Task requirements
Every line of the records below that has the word "this" should be copied.

[Data records for software interfaces]
=====
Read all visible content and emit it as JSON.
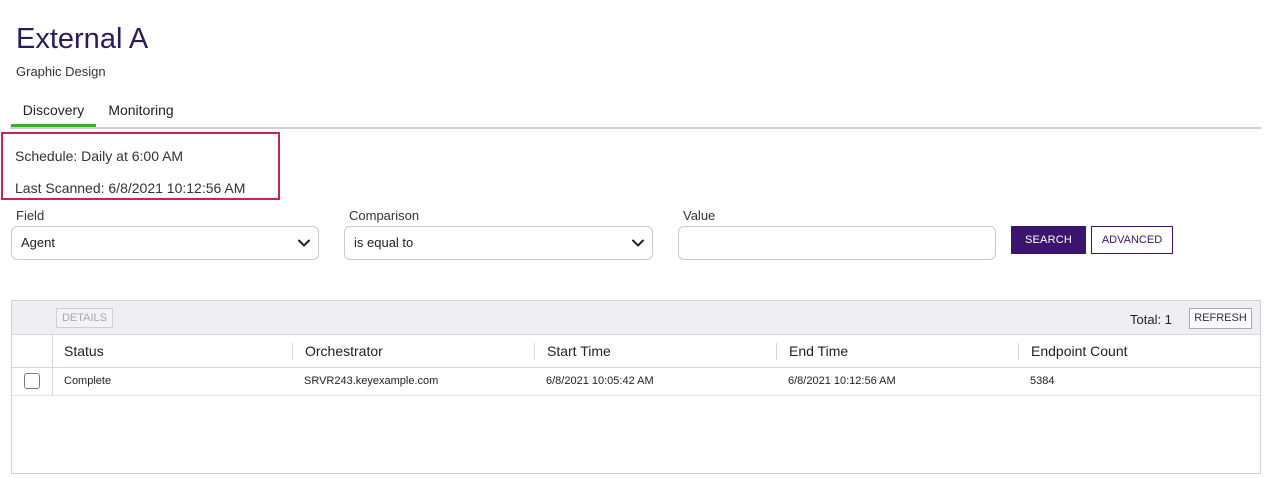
{
  "page": {
    "title": "External A",
    "subtitle": "Graphic Design"
  },
  "tabs": [
    {
      "label": "Discovery",
      "active": true
    },
    {
      "label": "Monitoring",
      "active": false
    }
  ],
  "info": {
    "schedule": "Schedule: Daily at 6:00 AM",
    "last_scanned": "Last Scanned: 6/8/2021 10:12:56 AM"
  },
  "filters": {
    "field_label": "Field",
    "field_value": "Agent",
    "comparison_label": "Comparison",
    "comparison_value": "is equal to",
    "value_label": "Value",
    "value_value": "",
    "search_label": "SEARCH",
    "advanced_label": "ADVANCED"
  },
  "grid": {
    "details_label": "DETAILS",
    "total_label": "Total: 1",
    "refresh_label": "REFRESH",
    "columns": [
      "Status",
      "Orchestrator",
      "Start Time",
      "End Time",
      "Endpoint Count"
    ],
    "rows": [
      {
        "status": "Complete",
        "orchestrator": "SRVR243.keyexample.com",
        "start_time": "6/8/2021 10:05:42 AM",
        "end_time": "6/8/2021 10:12:56 AM",
        "endpoint_count": "5384",
        "checked": false
      }
    ]
  },
  "colors": {
    "title": "#2b1a5c",
    "primary_button": "#3b1470",
    "active_tab": "#3dae2b",
    "highlight_border": "#c8244e"
  },
  "icons": {
    "dropdown": "chevron-down-icon",
    "row_select": "checkbox"
  }
}
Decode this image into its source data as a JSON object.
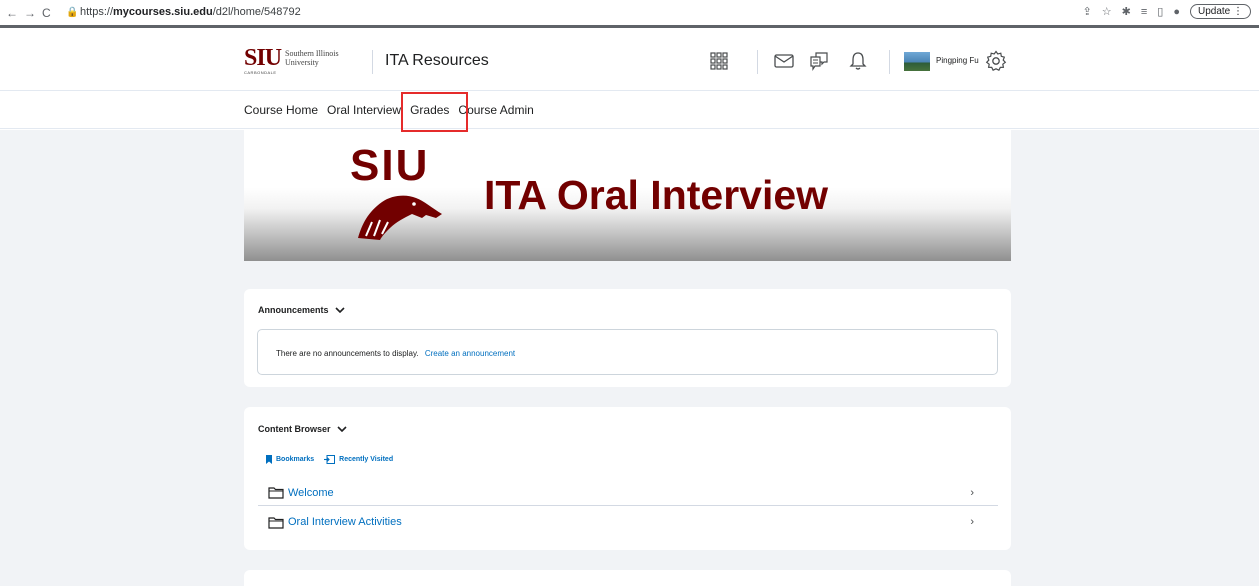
{
  "browser": {
    "url_prefix": "https://",
    "url_domain": "mycourses.siu.edu",
    "url_path": "/d2l/home/548792",
    "update_label": "Update"
  },
  "header": {
    "logo_text": "SIU",
    "logo_sub_line1": "Southern Illinois",
    "logo_sub_line2": "University",
    "logo_carbondale": "CARBONDALE",
    "course_name": "ITA Resources",
    "user_name": "Pingping Fu"
  },
  "nav": {
    "items": [
      "Course Home",
      "Oral Interview",
      "Grades",
      "Course Admin"
    ]
  },
  "banner": {
    "logo_text": "SIU",
    "title": "ITA Oral Interview"
  },
  "announcements": {
    "title": "Announcements",
    "empty_text": "There are no announcements to display.",
    "create_link": "Create an announcement"
  },
  "content_browser": {
    "title": "Content Browser",
    "bookmarks_label": "Bookmarks",
    "recent_label": "Recently Visited",
    "modules": [
      "Welcome",
      "Oral Interview Activities"
    ]
  },
  "colors": {
    "brand": "#720000",
    "link": "#006fbf",
    "highlight": "#e52b2b"
  }
}
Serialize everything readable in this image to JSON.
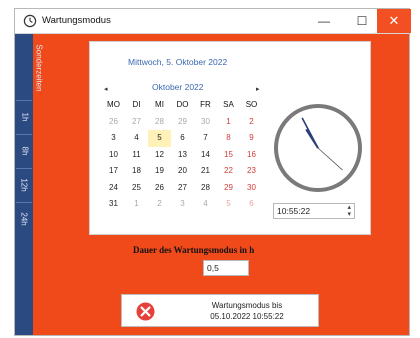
{
  "window": {
    "title": "Wartungsmodus",
    "min_glyph": "—",
    "max_glyph": "☐",
    "close_glyph": "✕",
    "app_icon": "clock-icon"
  },
  "sidebar": {
    "items": [
      {
        "label": "Sonderzeiten"
      },
      {
        "label": "1h"
      },
      {
        "label": "8h"
      },
      {
        "label": "12h"
      },
      {
        "label": "24h"
      }
    ]
  },
  "calendar": {
    "selected_date_text": "Mittwoch, 5. Oktober 2022",
    "month_label": "Oktober 2022",
    "prev_glyph": "◂",
    "next_glyph": "▸",
    "weekdays": [
      "MO",
      "DI",
      "MI",
      "DO",
      "FR",
      "SA",
      "SO"
    ],
    "weeks": [
      [
        "26",
        "27",
        "28",
        "29",
        "30",
        "1",
        "2"
      ],
      [
        "3",
        "4",
        "5",
        "6",
        "7",
        "8",
        "9"
      ],
      [
        "10",
        "11",
        "12",
        "13",
        "14",
        "15",
        "16"
      ],
      [
        "17",
        "18",
        "19",
        "20",
        "21",
        "22",
        "23"
      ],
      [
        "24",
        "25",
        "26",
        "27",
        "28",
        "29",
        "30"
      ],
      [
        "31",
        "1",
        "2",
        "3",
        "4",
        "5",
        "6"
      ]
    ],
    "today": "5"
  },
  "clock": {
    "time_value": "10:55:22",
    "hour": 10,
    "minute": 55,
    "second": 22,
    "spin_up": "▴",
    "spin_down": "▾"
  },
  "duration": {
    "label": "Dauer des Wartungsmodus in h",
    "value": "0,5"
  },
  "status": {
    "icon": "error-x-icon",
    "line1": "Wartungsmodus bis",
    "line2": "05.10.2022 10:55:22"
  },
  "colors": {
    "background": "#f04a1b",
    "sidebar": "#2c4a82",
    "accent_text": "#3a67b0",
    "weekend": "#d23b3b",
    "status_icon": "#e5413a"
  }
}
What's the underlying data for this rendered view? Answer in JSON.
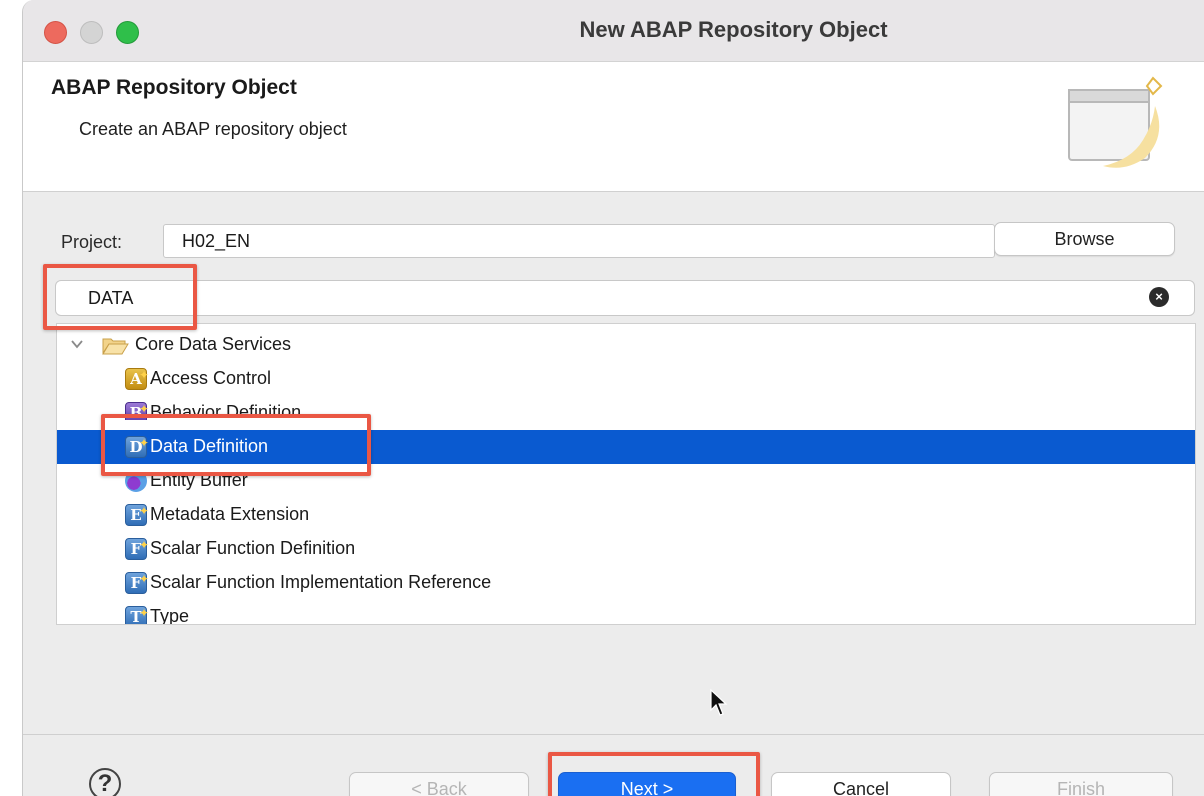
{
  "window": {
    "title": "New ABAP Repository Object"
  },
  "header": {
    "title": "ABAP Repository Object",
    "description": "Create an ABAP repository object"
  },
  "project": {
    "label": "Project:",
    "value": "H02_EN",
    "browse_label": "Browse"
  },
  "filter": {
    "value": "DATA"
  },
  "tree": {
    "folder": {
      "label": "Core Data Services",
      "icon": "folder-open-icon",
      "expanded": true
    },
    "items": [
      {
        "label": "Access Control",
        "icon": "access-control-icon",
        "glyph": "A"
      },
      {
        "label": "Behavior Definition",
        "icon": "behavior-definition-icon",
        "glyph": "B"
      },
      {
        "label": "Data Definition",
        "icon": "data-definition-icon",
        "glyph": "D",
        "selected": true
      },
      {
        "label": "Entity Buffer",
        "icon": "entity-buffer-icon",
        "glyph": ""
      },
      {
        "label": "Metadata Extension",
        "icon": "metadata-extension-icon",
        "glyph": "E"
      },
      {
        "label": "Scalar Function Definition",
        "icon": "scalar-function-definition-icon",
        "glyph": "F"
      },
      {
        "label": "Scalar Function Implementation Reference",
        "icon": "scalar-function-impl-icon",
        "glyph": "F"
      },
      {
        "label": "Type",
        "icon": "type-icon",
        "glyph": "T"
      }
    ]
  },
  "footer": {
    "help": "?",
    "back_label": "< Back",
    "next_label": "Next >",
    "cancel_label": "Cancel",
    "finish_label": "Finish"
  },
  "colors": {
    "selection": "#0a5ad0",
    "highlight": "#ea5744",
    "primary_button": "#1a6ff2"
  }
}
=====
Task output
Decode this image into its source data as a JSON object.
Serialize everything readable in this image to JSON.
What's the underlying data for this rendered view? Answer in JSON.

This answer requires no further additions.